You are to be commended for joining in this critically vital work of educating our future generations around the topic of American Indians in Wisconsin. As you continue this work, keep the following in mind:

  • Constantly be seeking to increase your background knowledge about Wisconsin Indians, especially local tribes.  This knowledge will boost not only your class time preparation, but your level of comfort, competence and confidence.
  • Be aware this is an edgy topic an there will be times of discomfort and emotions may run high.  Be patient with yourself and your students, and recognize that the main objective is growth at all levels.
  • Always afford American Indians, past and present, and everyone a sense of dignity.
  • Explore your own biases, preconceptions and prejudices about people from other cultures and ask how did they come about?  Only after thoughtful reflections will you be able to fully address the historical, racial, cultural, social issues facing the American Indian population.
  • Recognize the unique status of the American Indian student demographic known as "Urban Natives, whose characterizations include often being removed from and rarely able to participate in their own tribal cultural relations, traditions and ceremonies.  The term "Urban Native" is used in contrast to the "Reservation Indian" who lives in close proximity to their own or a tribal population and are afforded many more opportunities to experience their own tribal culture.
  • Each Native student is a member of or descendant of a specific tribe, even if not in close proximity to it, as seen in the Indian Child Welfare Act.
  • Large, extended families are common among Native families, each tribe practices their own unique form of kinship.
  • Avoid any stereotypical terms, images or items in the classrooms such as: "Indians and Pilgrims", Eagle Headdresses, pow-wows, chiefs, redskins, teepees and buffaloes.  These are common among Plains Indians, not among Wisconsin Woodland tribes.  Explore the following links to come to a fuller understanding of Native People in Wisconsin:

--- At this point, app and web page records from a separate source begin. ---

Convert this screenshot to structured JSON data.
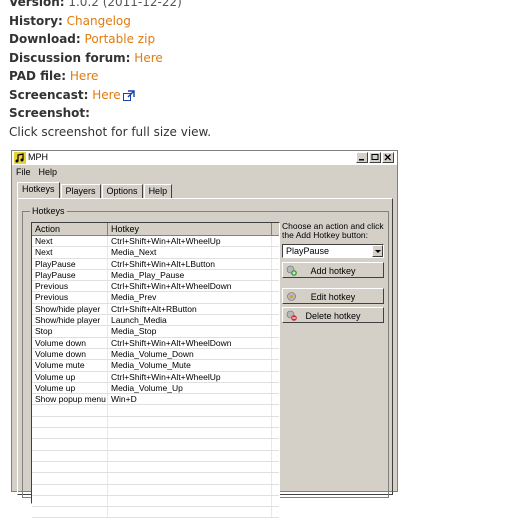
{
  "info": {
    "version_label": "Version:",
    "version_value": "1.0.2 (2011-12-22)",
    "history_label": "History:",
    "history_link": "Changelog",
    "download_label": "Download:",
    "download_link": "Portable zip",
    "forum_label": "Discussion forum:",
    "forum_link": "Here",
    "pad_label": "PAD file:",
    "pad_link": "Here",
    "screencast_label": "Screencast:",
    "screencast_link": "Here",
    "screenshot_label": "Screenshot:",
    "screenshot_note": "Click screenshot for full size view."
  },
  "window": {
    "title": "MPH",
    "menu": [
      "File",
      "Help"
    ],
    "tabs": [
      "Hotkeys",
      "Players",
      "Options",
      "Help"
    ],
    "group_label": "Hotkeys",
    "columns": [
      "Action",
      "Hotkey"
    ],
    "rows": [
      {
        "action": "Next",
        "hotkey": "Ctrl+Shift+Win+Alt+WheelUp"
      },
      {
        "action": "Next",
        "hotkey": "Media_Next"
      },
      {
        "action": "PlayPause",
        "hotkey": "Ctrl+Shift+Win+Alt+LButton"
      },
      {
        "action": "PlayPause",
        "hotkey": "Media_Play_Pause"
      },
      {
        "action": "Previous",
        "hotkey": "Ctrl+Shift+Win+Alt+WheelDown"
      },
      {
        "action": "Previous",
        "hotkey": "Media_Prev"
      },
      {
        "action": "Show/hide player",
        "hotkey": "Ctrl+Shift+Alt+RButton"
      },
      {
        "action": "Show/hide player",
        "hotkey": "Launch_Media"
      },
      {
        "action": "Stop",
        "hotkey": "Media_Stop"
      },
      {
        "action": "Volume down",
        "hotkey": "Ctrl+Shift+Win+Alt+WheelDown"
      },
      {
        "action": "Volume down",
        "hotkey": "Media_Volume_Down"
      },
      {
        "action": "Volume mute",
        "hotkey": "Media_Volume_Mute"
      },
      {
        "action": "Volume up",
        "hotkey": "Ctrl+Shift+Win+Alt+WheelUp"
      },
      {
        "action": "Volume up",
        "hotkey": "Media_Volume_Up"
      },
      {
        "action": "Show popup menu",
        "hotkey": "Win+D"
      }
    ],
    "empty_rows": 10,
    "instruction": "Choose an action and click the Add Hotkey button:",
    "selected_action": "PlayPause",
    "add_button": "Add hotkey",
    "edit_button": "Edit hotkey",
    "delete_button": "Delete hotkey"
  },
  "colors": {
    "link": "#e07b10",
    "chrome": "#d4d0c8"
  }
}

Debbie Reese's American Indians in Children's Literature--a blog that features reviews on books by and about American Indians, for educators, librarians, etc.

American Indian Library Association

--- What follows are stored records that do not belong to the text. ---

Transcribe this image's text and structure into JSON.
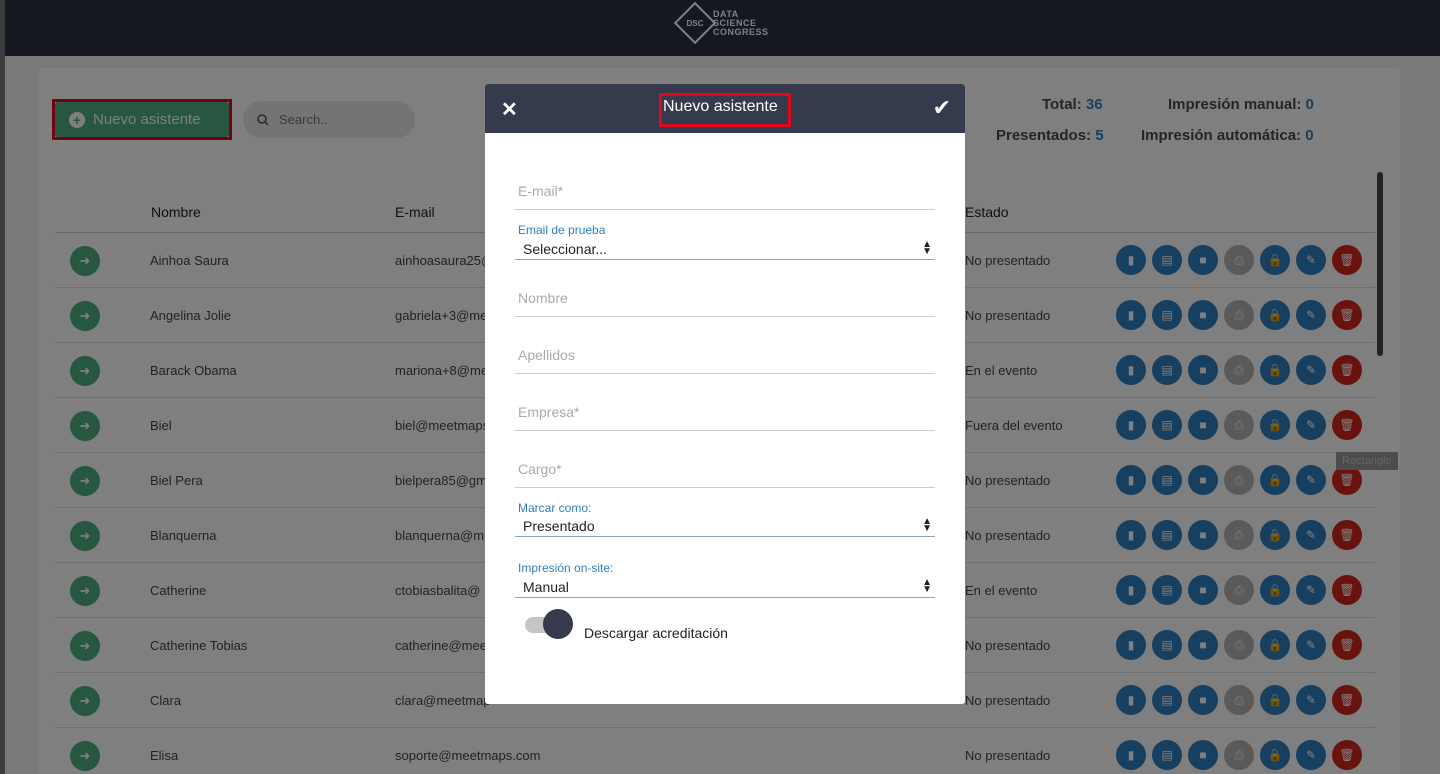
{
  "brand": {
    "mark": "DSC",
    "line1": "DATA",
    "line2": "SCIENCE",
    "line3": "CONGRESS"
  },
  "toolbar": {
    "new_label": "Nuevo asistente",
    "search_placeholder": "Search.."
  },
  "stats": {
    "total_label": "Total:",
    "total": "36",
    "presentados_label": "Presentados:",
    "presentados": "5",
    "manual_label": "Impresión manual:",
    "manual": "0",
    "auto_label": "Impresión automática:",
    "auto": "0"
  },
  "table": {
    "headers": [
      "Nombre",
      "E-mail",
      "Estado"
    ],
    "rows": [
      {
        "name": "Ainhoa Saura",
        "email": "ainhoasaura25@",
        "status": "No presentado"
      },
      {
        "name": "Angelina Jolie",
        "email": "gabriela+3@me",
        "status": "No presentado"
      },
      {
        "name": "Barack Obama",
        "email": "mariona+8@me",
        "status": "En el evento"
      },
      {
        "name": "Biel",
        "email": "biel@meetmaps",
        "status": "Fuera del evento"
      },
      {
        "name": "Biel Pera",
        "email": "bielpera85@gm",
        "status": "No presentado"
      },
      {
        "name": "Blanquerna",
        "email": "blanquerna@m",
        "status": "No presentado"
      },
      {
        "name": "Catherine",
        "email": "ctobiasbalita@",
        "status": "En el evento"
      },
      {
        "name": "Catherine Tobias",
        "email": "catherine@mee",
        "status": "No presentado"
      },
      {
        "name": "Clara",
        "email": "clara@meetmap",
        "status": "No presentado"
      },
      {
        "name": "Elisa",
        "email": "soporte@meetmaps.com",
        "status": "No presentado"
      }
    ]
  },
  "tooltip": "Rectangle",
  "modal": {
    "title": "Nuevo asistente",
    "email_placeholder": "E-mail*",
    "test_email_label": "Email de prueba",
    "test_email_value": "Seleccionar...",
    "nombre_placeholder": "Nombre",
    "apellidos_placeholder": "Apellidos",
    "empresa_placeholder": "Empresa*",
    "cargo_placeholder": "Cargo*",
    "marcar_label": "Marcar como:",
    "marcar_value": "Presentado",
    "impresion_label": "Impresión on-site:",
    "impresion_value": "Manual",
    "toggle_label": "Descargar acreditación",
    "toggle_on": true
  },
  "colors": {
    "accent": "#2f7fc1",
    "green": "#4caf80",
    "red": "#d0261b",
    "header": "#353b4d"
  }
}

Wisconsin First Nations

National Indian Education Association Reports

Native Nations & American Schools: The History of Natives in the American Education System

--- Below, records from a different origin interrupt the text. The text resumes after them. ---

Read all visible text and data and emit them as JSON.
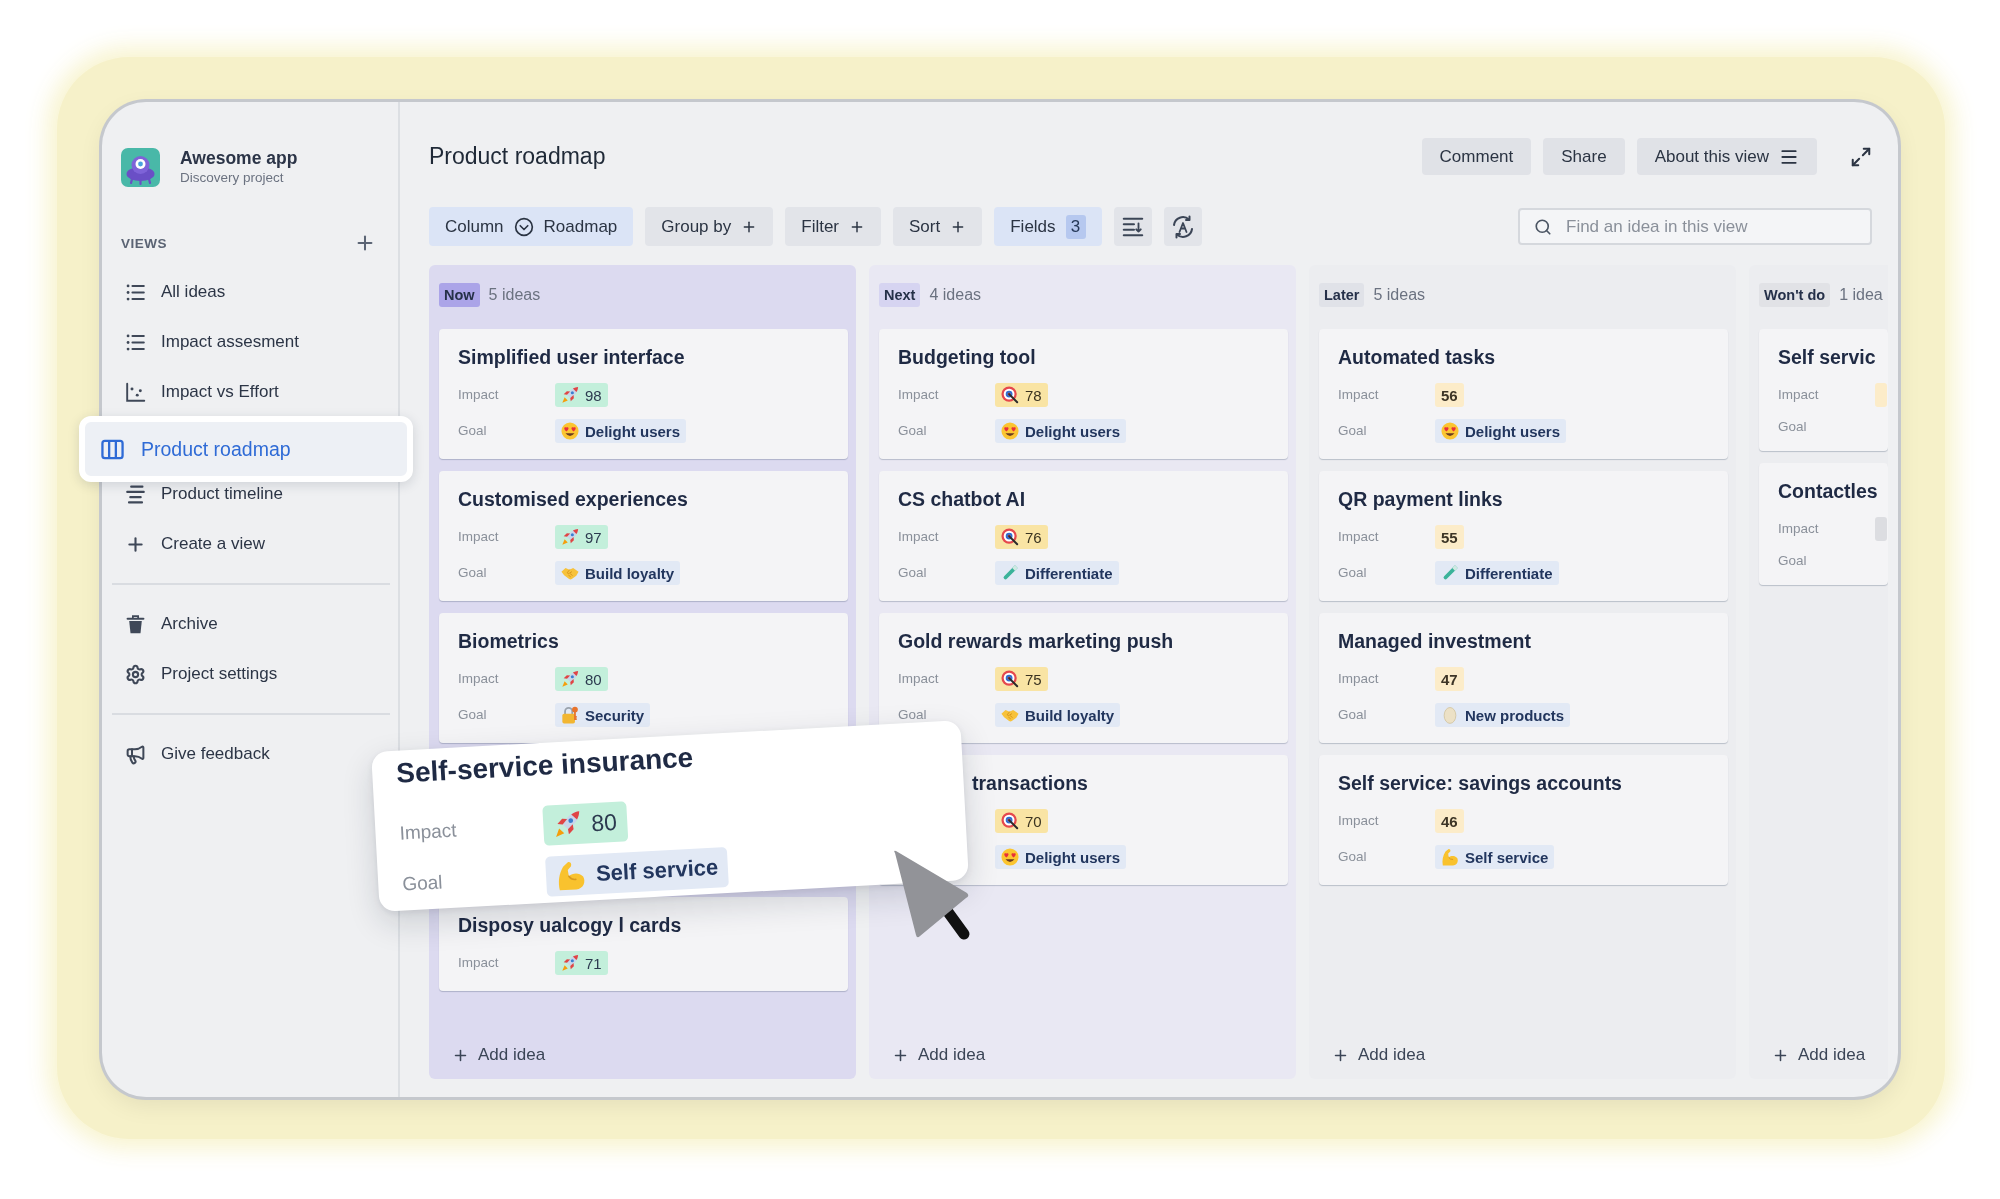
{
  "app": {
    "name": "Awesome app",
    "project": "Discovery project"
  },
  "sidebar": {
    "views_heading": "VIEWS",
    "views": [
      {
        "label": "All ideas",
        "kind": "list",
        "selected": false
      },
      {
        "label": "Impact assesment",
        "kind": "list",
        "selected": false
      },
      {
        "label": "Impact vs Effort",
        "kind": "scatter",
        "selected": false
      },
      {
        "label": "Product roadmap",
        "kind": "board",
        "selected": true
      },
      {
        "label": "Product timeline",
        "kind": "timeline",
        "selected": false
      },
      {
        "label": "Create a view",
        "kind": "add",
        "selected": false
      }
    ],
    "links": [
      {
        "label": "Archive",
        "kind": "trash"
      },
      {
        "label": "Project settings",
        "kind": "gear"
      }
    ],
    "feedback": {
      "label": "Give feedback",
      "kind": "megaphone"
    }
  },
  "header": {
    "title": "Product roadmap",
    "actions": [
      {
        "label": "Comment",
        "kind": "plain"
      },
      {
        "label": "Share",
        "kind": "plain"
      },
      {
        "label": "About this view",
        "kind": "menu"
      }
    ]
  },
  "toolbar": {
    "buttons": [
      {
        "kind": "view",
        "label": "Column",
        "value": "Roadmap",
        "active": true
      },
      {
        "kind": "add",
        "label": "Group by",
        "active": false
      },
      {
        "kind": "add",
        "label": "Filter",
        "active": false
      },
      {
        "kind": "add",
        "label": "Sort",
        "active": false
      },
      {
        "kind": "count",
        "label": "Fields",
        "count": "3",
        "active": true
      }
    ],
    "search": {
      "placeholder": "Find an idea in this view"
    }
  },
  "board": {
    "columns": [
      {
        "name": "Now",
        "count": "5 ideas",
        "color": "#aba4e8",
        "add_label": "Add idea",
        "cards": [
          {
            "kind": "idea",
            "title": "Simplified user interface",
            "impact": {
              "label": "Impact",
              "value": "98",
              "kind": "high"
            },
            "goal": {
              "label": "Goal",
              "text": "Delight users",
              "kind": "heart-eyes"
            }
          },
          {
            "kind": "idea",
            "title": "Customised experiences",
            "impact": {
              "label": "Impact",
              "value": "97",
              "kind": "high"
            },
            "goal": {
              "label": "Goal",
              "text": "Build loyalty",
              "kind": "handshake"
            }
          },
          {
            "kind": "idea",
            "title": "Biometrics",
            "impact": {
              "label": "Impact",
              "value": "80",
              "kind": "high"
            },
            "goal": {
              "label": "Goal",
              "text": "Security",
              "kind": "lock"
            }
          },
          {
            "kind": "placeholder"
          },
          {
            "kind": "idea",
            "title": "Disposy ualcogy l cards",
            "impact": {
              "label": "Impact",
              "value": "71",
              "kind": "high"
            }
          }
        ]
      },
      {
        "name": "Next",
        "count": "4 ideas",
        "color": "#d6d4f1",
        "add_label": "Add idea",
        "cards": [
          {
            "kind": "idea",
            "title": "Budgeting tool",
            "impact": {
              "label": "Impact",
              "value": "78",
              "kind": "medium"
            },
            "goal": {
              "label": "Goal",
              "text": "Delight users",
              "kind": "heart-eyes"
            }
          },
          {
            "kind": "idea",
            "title": "CS chatbot AI",
            "impact": {
              "label": "Impact",
              "value": "76",
              "kind": "medium"
            },
            "goal": {
              "label": "Goal",
              "text": "Differentiate",
              "kind": "test-tube"
            }
          },
          {
            "kind": "idea",
            "title": "Gold rewards marketing push",
            "impact": {
              "label": "Impact",
              "value": "75",
              "kind": "medium"
            },
            "goal": {
              "label": "Goal",
              "text": "Build loyalty",
              "kind": "handshake"
            }
          },
          {
            "kind": "covered",
            "title": "transactions",
            "impact": {
              "value": "70",
              "kind": "medium"
            },
            "goal": {
              "text": "Delight users",
              "kind": "heart-eyes"
            }
          }
        ]
      },
      {
        "name": "Later",
        "count": "5 ideas",
        "color": "#e0e2e8",
        "add_label": "Add idea",
        "cards": [
          {
            "kind": "idea",
            "title": "Automated tasks",
            "impact": {
              "label": "Impact",
              "value": "56",
              "kind": "low"
            },
            "goal": {
              "label": "Goal",
              "text": "Delight users",
              "kind": "heart-eyes"
            }
          },
          {
            "kind": "idea",
            "title": "QR payment links",
            "impact": {
              "label": "Impact",
              "value": "55",
              "kind": "low"
            },
            "goal": {
              "label": "Goal",
              "text": "Differentiate",
              "kind": "test-tube"
            }
          },
          {
            "kind": "idea",
            "title": "Managed investment",
            "impact": {
              "label": "Impact",
              "value": "47",
              "kind": "low"
            },
            "goal": {
              "label": "Goal",
              "text": "New products",
              "kind": "egg"
            }
          },
          {
            "kind": "idea",
            "title": "Self service: savings accounts",
            "impact": {
              "label": "Impact",
              "value": "46",
              "kind": "low"
            },
            "goal": {
              "label": "Goal",
              "text": "Self service",
              "kind": "arm"
            }
          }
        ]
      },
      {
        "name": "Won't do",
        "count": "1 idea",
        "color": "#e1e2e6",
        "add_label": "Add idea",
        "cards": [
          {
            "kind": "idea",
            "title": "Self servic",
            "impact": {
              "label": "Impact",
              "kind": "low"
            },
            "goal": {
              "label": "Goal"
            }
          },
          {
            "kind": "idea",
            "title": "Contactles",
            "impact": {
              "label": "Impact",
              "kind": "minimal"
            },
            "goal": {
              "label": "Goal"
            }
          }
        ]
      }
    ]
  },
  "dragged_card": {
    "title": "Self-service insurance",
    "impact": {
      "label": "Impact",
      "value": "80",
      "kind": "high"
    },
    "goal": {
      "label": "Goal",
      "text": "Self service",
      "kind": "arm"
    }
  }
}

Zaretta Hammond's How to Make Every Lesson Culturally Responsive

Cooperative Children's Book Center